Facilities

The ARI is a relatively new Institute that is primarily committed to investigating the underlying processes associated with disease progression related to ageing. Research at the ARI is focused on the areas of Andrology, Biogerontology, Bone Biology and Neurobiology and provides a competitive and stimulating research environment equipped with the necessary facilities for cell culture, biochemical analyses of cell proteins, assessment of vascular function and nitric oxide production from cells, immuno-histochemistry, molecular biology and animal housing/husbandry for intervention-based studies. The addition of the Vascular Biology Group expands the range of research fields at the ARI and will strengthen links between the ARI and Concord Hospital through the close relationship of the Vascular Biology Group and the Cardiology Department. The opportunity for Dr Witting to work in collaboration with established researchers in the ARI and clinicians from Concord Hospital will further broaden his research potential.

International Linkages
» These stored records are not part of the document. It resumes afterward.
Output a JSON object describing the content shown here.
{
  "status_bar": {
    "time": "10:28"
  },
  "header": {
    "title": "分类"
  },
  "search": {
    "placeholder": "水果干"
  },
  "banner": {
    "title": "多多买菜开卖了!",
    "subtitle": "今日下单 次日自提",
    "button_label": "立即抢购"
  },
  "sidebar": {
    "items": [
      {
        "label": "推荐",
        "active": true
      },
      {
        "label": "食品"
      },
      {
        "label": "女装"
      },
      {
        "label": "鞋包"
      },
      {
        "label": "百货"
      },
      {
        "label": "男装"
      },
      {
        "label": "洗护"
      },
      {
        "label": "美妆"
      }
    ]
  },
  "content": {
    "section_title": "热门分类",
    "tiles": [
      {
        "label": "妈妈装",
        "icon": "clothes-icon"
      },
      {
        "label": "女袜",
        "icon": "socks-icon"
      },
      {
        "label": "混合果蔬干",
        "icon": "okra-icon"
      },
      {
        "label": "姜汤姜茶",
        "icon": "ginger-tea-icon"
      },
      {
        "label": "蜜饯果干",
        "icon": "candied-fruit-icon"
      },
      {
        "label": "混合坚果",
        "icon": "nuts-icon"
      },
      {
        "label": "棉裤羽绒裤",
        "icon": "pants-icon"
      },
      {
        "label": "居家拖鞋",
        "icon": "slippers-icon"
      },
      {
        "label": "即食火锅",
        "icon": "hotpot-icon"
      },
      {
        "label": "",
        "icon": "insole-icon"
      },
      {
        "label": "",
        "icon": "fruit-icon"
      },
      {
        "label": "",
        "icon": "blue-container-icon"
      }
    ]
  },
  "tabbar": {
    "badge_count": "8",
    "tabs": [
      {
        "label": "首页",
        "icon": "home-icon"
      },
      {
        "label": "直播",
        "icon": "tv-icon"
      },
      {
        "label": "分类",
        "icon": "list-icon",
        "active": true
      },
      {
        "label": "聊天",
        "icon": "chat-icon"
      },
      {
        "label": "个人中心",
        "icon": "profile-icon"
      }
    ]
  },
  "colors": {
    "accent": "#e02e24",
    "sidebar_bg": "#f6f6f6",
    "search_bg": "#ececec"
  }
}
Professor A. Grant Mauk, Department of Biochemistry and Molecular Biology (University of British Columbia, Vancouver, Canada). This collaboration has continued since the applicant spent 2 years (1999-2001) in Prof. Mauk’s lab as a Visiting Fellow. Studies performed in collaboration with Prof. Mauk have resulted in 8 publications three of which appear in the Journal of Biological research. Prof. Mauk has an established track-record in the field of electron transfer processes in haem proteins and associated haem protein (bio)chemistry. Through his established links with Prof. Mauk the applicant has access to laser flash-photolysis equipment for the analyses of rapid kinetic reactions as well as a wealth of experience in the field of recombinant protein chemistry including production of variant proteins through site-directed mutagenesis. Planned studies involving a plasma copper-protein (ceruloplasmin) will start in the early stages of 2004.